**Exercise brief:**
Line by line, copy the material below exactly as given.

**Extracted records:**
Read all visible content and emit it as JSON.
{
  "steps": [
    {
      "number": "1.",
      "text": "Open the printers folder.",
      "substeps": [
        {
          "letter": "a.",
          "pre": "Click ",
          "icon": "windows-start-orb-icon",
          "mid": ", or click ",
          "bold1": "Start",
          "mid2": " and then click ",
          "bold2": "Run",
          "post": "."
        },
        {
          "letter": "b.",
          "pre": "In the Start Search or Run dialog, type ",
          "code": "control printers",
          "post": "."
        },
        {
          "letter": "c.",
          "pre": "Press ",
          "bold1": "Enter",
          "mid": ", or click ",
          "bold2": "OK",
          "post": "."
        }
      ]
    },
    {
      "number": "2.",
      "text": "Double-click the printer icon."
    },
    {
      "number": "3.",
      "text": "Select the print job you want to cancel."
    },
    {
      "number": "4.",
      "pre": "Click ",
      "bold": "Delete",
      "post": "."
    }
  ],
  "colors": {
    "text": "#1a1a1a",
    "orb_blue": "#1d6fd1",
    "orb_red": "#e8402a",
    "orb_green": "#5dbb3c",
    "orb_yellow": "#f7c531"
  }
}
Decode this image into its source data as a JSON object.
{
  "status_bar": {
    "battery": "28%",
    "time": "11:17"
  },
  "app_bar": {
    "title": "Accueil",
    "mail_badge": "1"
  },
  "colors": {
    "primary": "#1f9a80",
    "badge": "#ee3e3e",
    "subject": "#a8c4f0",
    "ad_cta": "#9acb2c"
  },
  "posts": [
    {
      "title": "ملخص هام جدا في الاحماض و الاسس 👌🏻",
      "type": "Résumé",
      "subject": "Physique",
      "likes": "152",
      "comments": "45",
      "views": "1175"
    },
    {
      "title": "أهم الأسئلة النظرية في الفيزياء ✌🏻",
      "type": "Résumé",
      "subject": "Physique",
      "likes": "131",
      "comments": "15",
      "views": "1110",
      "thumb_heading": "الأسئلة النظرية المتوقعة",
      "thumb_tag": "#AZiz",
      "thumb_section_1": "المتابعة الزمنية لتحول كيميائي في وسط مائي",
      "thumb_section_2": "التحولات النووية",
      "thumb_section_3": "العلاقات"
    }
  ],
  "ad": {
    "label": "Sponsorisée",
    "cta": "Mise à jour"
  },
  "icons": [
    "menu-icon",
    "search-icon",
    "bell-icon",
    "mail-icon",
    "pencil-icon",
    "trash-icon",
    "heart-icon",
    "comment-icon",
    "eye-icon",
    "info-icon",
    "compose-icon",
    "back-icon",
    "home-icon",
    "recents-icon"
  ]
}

**Expected output:**
Read all visible content and emit it as JSON.
{
  "steps": [
    {
      "number": "1.",
      "text": "Open the printers folder.",
      "substeps": [
        {
          "letter": "a.",
          "pre": "Click ",
          "icon": "windows-start-orb-icon",
          "mid": ", or click ",
          "bold1": "Start",
          "mid2": " and then click ",
          "bold2": "Run",
          "post": "."
        },
        {
          "letter": "b.",
          "pre": "In the Start Search or Run dialog, type ",
          "code": "control printers",
          "post": "."
        },
        {
          "letter": "c.",
          "pre": "Press ",
          "bold1": "Enter",
          "mid": ", or click ",
          "bold2": "OK",
          "post": "."
        }
      ]
    },
    {
      "number": "2.",
      "text": "Double-click the printer icon."
    },
    {
      "number": "3.",
      "text": "Select the print job you want to cancel."
    },
    {
      "number": "4.",
      "pre": "Click ",
      "bold": "Delete",
      "post": "."
    }
  ],
  "colors": {
    "text": "#1a1a1a",
    "orb_blue": "#1d6fd1",
    "orb_red": "#e8402a",
    "orb_green": "#5dbb3c",
    "orb_yellow": "#f7c531"
  }
}
Decode this image into its source data as a JSON object.
{
  "status_bar": {
    "battery": "28%",
    "time": "11:17"
  },
  "app_bar": {
    "title": "Accueil",
    "mail_badge": "1"
  },
  "colors": {
    "primary": "#1f9a80",
    "badge": "#ee3e3e",
    "subject": "#a8c4f0",
    "ad_cta": "#9acb2c"
  },
  "posts": [
    {
      "title": "ملخص هام جدا في الاحماض و الاسس 👌🏻",
      "type": "Résumé",
      "subject": "Physique",
      "likes": "152",
      "comments": "45",
      "views": "1175"
    },
    {
      "title": "أهم الأسئلة النظرية في الفيزياء ✌🏻",
      "type": "Résumé",
      "subject": "Physique",
      "likes": "131",
      "comments": "15",
      "views": "1110",
      "thumb_heading": "الأسئلة النظرية المتوقعة",
      "thumb_tag": "#AZiz",
      "thumb_section_1": "المتابعة الزمنية لتحول كيميائي في وسط مائي",
      "thumb_section_2": "التحولات النووية",
      "thumb_section_3": "العلاقات"
    }
  ],
  "ad": {
    "label": "Sponsorisée",
    "cta": "Mise à jour"
  },
  "icons": [
    "menu-icon",
    "search-icon",
    "bell-icon",
    "mail-icon",
    "pencil-icon",
    "trash-icon",
    "heart-icon",
    "comment-icon",
    "eye-icon",
    "info-icon",
    "compose-icon",
    "back-icon",
    "home-icon",
    "recents-icon"
  ]
}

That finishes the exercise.